Task prompt >> The lines to be copied are those below that contain "label".

══ Record extracts ══

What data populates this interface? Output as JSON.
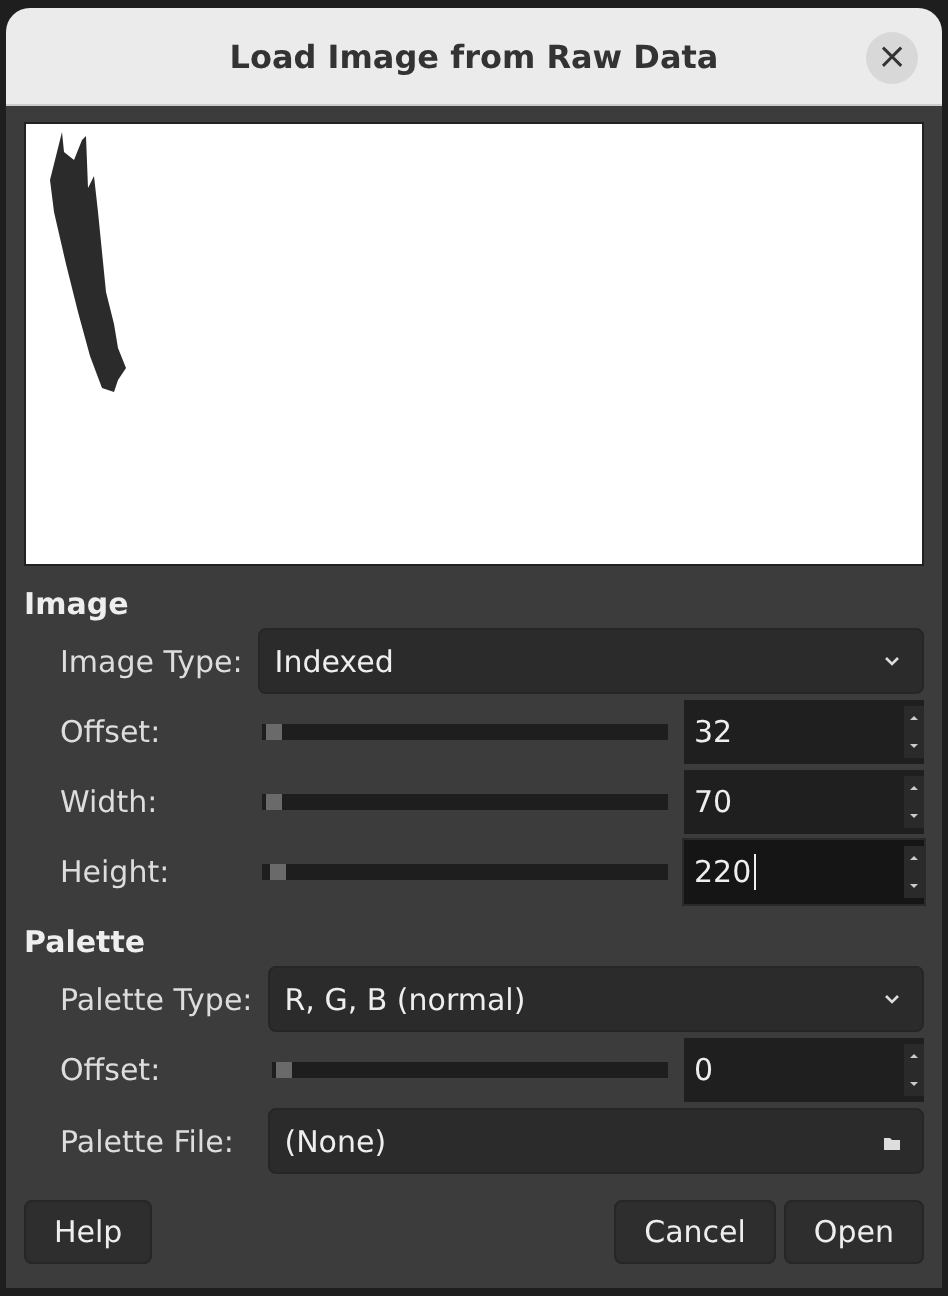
{
  "window": {
    "title": "Load Image from Raw Data",
    "close": "×"
  },
  "sections": [
    {
      "title": "Image",
      "rows": [
        {
          "kind": "dropdown",
          "label": "Image Type:",
          "value": "Indexed"
        },
        {
          "kind": "slider",
          "label": "Offset:",
          "value": "32",
          "level": 0.01,
          "focused": false
        },
        {
          "kind": "slider",
          "label": "Width:",
          "value": "70",
          "level": 0.01,
          "focused": false
        },
        {
          "kind": "slider",
          "label": "Height:",
          "value": "220",
          "level": 0.02,
          "focused": true
        }
      ]
    },
    {
      "title": "Palette",
      "rows": [
        {
          "kind": "dropdown",
          "label": "Palette Type:",
          "value": "R, G, B (normal)"
        },
        {
          "kind": "slider",
          "label": "Offset:",
          "value": "0",
          "level": 0.01,
          "focused": false
        },
        {
          "kind": "file",
          "label": "Palette File:",
          "value": "(None)"
        }
      ]
    }
  ],
  "buttons": [
    {
      "label": "Help"
    },
    {
      "label": "Cancel"
    },
    {
      "label": "Open"
    }
  ]
}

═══

Answer box >>
          "label": "Image Type:",
          "label": "Offset:",
          "label": "Width:",
          "label": "Height:",
          "label": "Palette Type:",
          "label": "Offset:",
          "label": "Palette File:",
      "label": "Help"
      "label": "Cancel"
      "label": "Open"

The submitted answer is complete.